This last group – amounting to a loan book of about €1.8 billion and involving the home loans of 13,250 customers of the former Irish Nationwide – is in a portfolio called Project Sand.

That means the average loan is just under €136,000. It’s hard to make an impression when you are just one voice in 13,250 – but there again you might find many other mortgage customers feel the same as you and that your aggregate views do make a difference.

Understandably, your main concern is on how any new owner may manage your mortgage. And, on this, there is unlikely to be much clarity until it is known who that new owner will be.

The special liquidators say that there has been a lot of interest in the loan port- folios, which would mean there is little chance of the borrowings staying in the hands of the State – through Nama.

Of course, they could just be talking up their chances of success ahead of what will be critical auctions. And, crucially, they have yet to state who will qualify as a bidder and how that is determined.

There is thus little clarity on what sort of ventures will be allowed to take over the loans. Will it be an existing lender, or one of the financial institutions trying to enter or expand their current Irish mortgage book? Or will it be a vulture fund, or other private equity group looking to maximise their return quickly.

In part that depends on the state of the loans. How many are performing? What sort of arrears are there in the portfolio? What sort of discount will any buyer be able to secure?

Clearly, if a financial institution buys the loans, the management of your mortgage is likely to be close to your current experience.

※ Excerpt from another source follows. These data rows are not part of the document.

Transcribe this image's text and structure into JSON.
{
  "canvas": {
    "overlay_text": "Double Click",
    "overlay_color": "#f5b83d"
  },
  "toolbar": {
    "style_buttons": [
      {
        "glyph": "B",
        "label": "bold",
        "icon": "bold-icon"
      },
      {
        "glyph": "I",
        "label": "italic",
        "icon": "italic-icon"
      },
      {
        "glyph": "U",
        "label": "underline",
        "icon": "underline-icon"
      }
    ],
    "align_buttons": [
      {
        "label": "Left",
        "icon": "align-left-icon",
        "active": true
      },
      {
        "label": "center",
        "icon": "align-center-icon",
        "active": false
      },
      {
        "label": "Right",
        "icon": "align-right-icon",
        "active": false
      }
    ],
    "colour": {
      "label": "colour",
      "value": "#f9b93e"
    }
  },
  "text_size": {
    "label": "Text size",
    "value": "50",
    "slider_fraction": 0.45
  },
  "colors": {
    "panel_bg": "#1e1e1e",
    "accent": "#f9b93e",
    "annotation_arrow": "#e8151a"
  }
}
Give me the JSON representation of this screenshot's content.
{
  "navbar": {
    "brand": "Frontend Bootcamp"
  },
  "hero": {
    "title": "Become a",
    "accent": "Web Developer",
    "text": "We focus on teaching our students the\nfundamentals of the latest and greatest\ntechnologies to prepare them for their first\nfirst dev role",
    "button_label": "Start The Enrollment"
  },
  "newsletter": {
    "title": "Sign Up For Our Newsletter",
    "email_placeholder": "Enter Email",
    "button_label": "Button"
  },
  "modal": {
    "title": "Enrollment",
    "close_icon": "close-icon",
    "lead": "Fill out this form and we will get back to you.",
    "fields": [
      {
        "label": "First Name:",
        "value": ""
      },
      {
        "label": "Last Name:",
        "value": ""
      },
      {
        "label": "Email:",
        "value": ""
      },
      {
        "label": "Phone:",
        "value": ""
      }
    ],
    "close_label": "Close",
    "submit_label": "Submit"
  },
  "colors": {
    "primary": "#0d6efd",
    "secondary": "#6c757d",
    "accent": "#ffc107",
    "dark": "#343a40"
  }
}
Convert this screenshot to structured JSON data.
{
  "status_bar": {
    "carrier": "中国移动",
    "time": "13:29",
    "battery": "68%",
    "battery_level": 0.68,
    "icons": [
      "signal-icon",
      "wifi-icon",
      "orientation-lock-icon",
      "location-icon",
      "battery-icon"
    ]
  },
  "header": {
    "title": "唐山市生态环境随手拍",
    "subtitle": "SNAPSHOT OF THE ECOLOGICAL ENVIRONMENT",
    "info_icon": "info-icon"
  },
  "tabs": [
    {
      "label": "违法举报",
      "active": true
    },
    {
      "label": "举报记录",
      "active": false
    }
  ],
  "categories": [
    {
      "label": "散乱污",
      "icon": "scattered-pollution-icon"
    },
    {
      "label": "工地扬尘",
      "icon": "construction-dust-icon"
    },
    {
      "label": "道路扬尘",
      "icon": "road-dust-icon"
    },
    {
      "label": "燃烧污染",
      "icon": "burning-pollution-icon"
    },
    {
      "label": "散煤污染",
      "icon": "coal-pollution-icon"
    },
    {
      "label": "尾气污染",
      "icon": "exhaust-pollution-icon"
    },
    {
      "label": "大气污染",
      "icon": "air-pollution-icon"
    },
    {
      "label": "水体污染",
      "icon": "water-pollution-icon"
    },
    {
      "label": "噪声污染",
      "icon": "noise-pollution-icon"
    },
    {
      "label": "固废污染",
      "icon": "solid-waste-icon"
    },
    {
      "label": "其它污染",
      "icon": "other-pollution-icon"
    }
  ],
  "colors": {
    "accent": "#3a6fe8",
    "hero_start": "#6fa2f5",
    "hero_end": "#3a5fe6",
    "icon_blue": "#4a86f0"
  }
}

Will they look to grow margins? Possibly, but it is not likely to be dramatic as some margin growth has already taken place. And, in any case, a financial institution will be looking to build a relationship with its new customers – that’s part of the attraction of bidding for the loans.

If, on the other hand, the buyer is a vulture fund or other private equity group, they have little interest in building relationships.

It is simply a financial exercise and, presumably, there will be a judgment made as to whether expanding margins will only exacerbate arrears and undermine the ultimate profitability of the exercise.

Of course, rates will only be able to rise where you are currently on a variable rate mortgage. If you have a fixed rate, or a tracker, then any new owner is constrained by the terms of your mort- gage agreement and will not be able to increase the margin.

All other terms of your mortgage contract will also continue to apply, regardless of who acquires your loan.

As you will have seen in yesterday’s newspaper, the sale process for the first of the IBRC portfolios – not the one including your mortgage – will begin next week, with potential bidders getting detailed information of the loans involved after which they will have a short period to make their initial indicative bids.

Bottom line
As your mortgage is not in the first tranche, you may get some insight into the sort of people likely to bid for the loans as this initial sale process continues.

The bottom line from your point of view is that making a submission is not going to harm your cause in any way and, if you have a strongly held view, you should at least make sure that it is on the record.

It is not as though any eventual owner will have access to submissions from the consultation period, so it will not affect your relationship with any new owner of your mortgage loan.

This column is a reader service and is not intended to replace professional advice. Please send your questions to Q&A, c/o Dominic Coyle, The Irish Times, 24-28 Tara Street, Dublin 2, or to dcoyle@irishtimes.com